The different methodologies have relevance for various business situations and needs. But in terms of delivering more value to clients in business outsourcing operations, the best combination is to use CES for gauging end customer response and CSAT for understanding the satisfaction level of the client of the service delivery model.
|Comparative Chart for Three Methodologies
||To gauge the customer experience as compared to a standard delivery goal
||To gauge customer retention ability of an organization
||To gauge customer effort put in to get resolution for an issue faced
||Likert Scale (rating from 1 to 5)
||Numerical Scale (rating from 0 to 10)
||Numerical Scale (rating from 1 to 5)
||Detailed questionnaire with multiple questions covering all major customer touch points (No. of questions vary from 10 to 40)
||Single question-based survey but sometimes tagged along with complementary questions (No. of questions vary from 1 to 5)
||Single question-based survey but sometimes tagged along with complementary questions (No. of questions vary from 1 to 8)
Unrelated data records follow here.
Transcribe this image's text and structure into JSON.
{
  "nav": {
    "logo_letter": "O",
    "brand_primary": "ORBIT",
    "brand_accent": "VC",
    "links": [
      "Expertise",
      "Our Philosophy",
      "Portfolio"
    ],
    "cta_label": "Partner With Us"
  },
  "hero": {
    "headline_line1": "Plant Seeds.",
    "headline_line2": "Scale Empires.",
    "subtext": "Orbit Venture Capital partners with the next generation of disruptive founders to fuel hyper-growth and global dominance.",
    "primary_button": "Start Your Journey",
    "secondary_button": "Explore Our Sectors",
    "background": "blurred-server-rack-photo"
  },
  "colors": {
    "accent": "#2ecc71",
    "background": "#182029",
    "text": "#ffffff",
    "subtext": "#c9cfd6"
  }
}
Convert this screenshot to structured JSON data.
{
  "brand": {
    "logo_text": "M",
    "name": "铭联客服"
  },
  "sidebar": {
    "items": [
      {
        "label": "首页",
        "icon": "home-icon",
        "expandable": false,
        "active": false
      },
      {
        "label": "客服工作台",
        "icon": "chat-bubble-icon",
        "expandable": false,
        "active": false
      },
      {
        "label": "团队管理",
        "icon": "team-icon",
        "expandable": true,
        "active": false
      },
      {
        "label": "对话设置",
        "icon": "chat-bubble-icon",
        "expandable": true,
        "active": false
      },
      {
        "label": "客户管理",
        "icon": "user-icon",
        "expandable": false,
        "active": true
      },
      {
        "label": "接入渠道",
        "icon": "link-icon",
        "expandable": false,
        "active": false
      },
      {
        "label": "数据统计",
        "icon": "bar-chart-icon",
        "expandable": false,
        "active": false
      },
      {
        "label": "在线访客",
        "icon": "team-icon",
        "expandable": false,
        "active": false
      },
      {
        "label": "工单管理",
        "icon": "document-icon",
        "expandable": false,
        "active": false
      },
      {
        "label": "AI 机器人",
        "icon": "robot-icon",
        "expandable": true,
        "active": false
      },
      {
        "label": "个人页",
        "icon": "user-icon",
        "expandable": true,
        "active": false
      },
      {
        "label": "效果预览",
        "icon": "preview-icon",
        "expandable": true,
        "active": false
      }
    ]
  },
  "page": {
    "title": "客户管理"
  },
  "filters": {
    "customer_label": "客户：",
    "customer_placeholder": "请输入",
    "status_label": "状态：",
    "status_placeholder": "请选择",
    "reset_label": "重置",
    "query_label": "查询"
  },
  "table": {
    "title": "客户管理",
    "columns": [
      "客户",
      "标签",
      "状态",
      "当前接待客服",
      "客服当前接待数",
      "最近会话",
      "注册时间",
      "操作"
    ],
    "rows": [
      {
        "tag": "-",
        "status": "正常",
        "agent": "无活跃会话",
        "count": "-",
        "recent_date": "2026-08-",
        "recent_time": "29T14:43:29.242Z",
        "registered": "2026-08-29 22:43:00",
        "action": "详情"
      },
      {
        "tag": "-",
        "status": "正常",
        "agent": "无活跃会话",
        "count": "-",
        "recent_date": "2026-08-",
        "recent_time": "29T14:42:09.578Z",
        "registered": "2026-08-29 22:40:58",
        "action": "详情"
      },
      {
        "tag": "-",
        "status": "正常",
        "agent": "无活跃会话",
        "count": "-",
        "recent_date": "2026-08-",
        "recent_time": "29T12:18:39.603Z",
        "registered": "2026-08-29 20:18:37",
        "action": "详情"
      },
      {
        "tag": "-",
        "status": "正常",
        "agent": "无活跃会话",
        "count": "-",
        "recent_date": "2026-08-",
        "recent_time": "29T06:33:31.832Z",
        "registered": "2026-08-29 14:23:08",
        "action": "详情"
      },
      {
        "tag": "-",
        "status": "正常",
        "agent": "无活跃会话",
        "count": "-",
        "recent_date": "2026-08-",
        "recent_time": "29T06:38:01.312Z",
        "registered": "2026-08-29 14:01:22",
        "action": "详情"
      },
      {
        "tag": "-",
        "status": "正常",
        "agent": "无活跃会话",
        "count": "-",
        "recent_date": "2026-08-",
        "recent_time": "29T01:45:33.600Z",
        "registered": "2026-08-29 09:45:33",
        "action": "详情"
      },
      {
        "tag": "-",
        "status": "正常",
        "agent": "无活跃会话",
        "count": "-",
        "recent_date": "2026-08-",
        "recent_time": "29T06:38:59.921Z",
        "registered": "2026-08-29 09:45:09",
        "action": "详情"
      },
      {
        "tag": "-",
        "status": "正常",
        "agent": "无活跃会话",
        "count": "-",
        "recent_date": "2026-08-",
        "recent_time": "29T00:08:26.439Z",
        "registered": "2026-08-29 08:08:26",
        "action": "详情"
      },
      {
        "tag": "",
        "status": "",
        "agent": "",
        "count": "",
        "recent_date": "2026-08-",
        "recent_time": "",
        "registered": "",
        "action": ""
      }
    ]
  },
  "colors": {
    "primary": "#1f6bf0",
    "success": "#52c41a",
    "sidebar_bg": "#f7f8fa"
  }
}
||Ease of use of metric
||Ease of use of metric
||Ability to differentiate customer experience at various touch points
||Ability to showcase gap in service offerings vis-à-vis customer expectations
||Ability to estimate customer effort and identify root cause for customer pain areas
||Poor in gauging customer loyalty
||Fixed cutoffs for customer categories not valid across industries and cultures
||Inability to measure aspects of customer experience other than customer service and other direct interactions
|When to Use
||To understand churn of customers
||To measure customer experience at company level
||To captures customer impressions at transactional level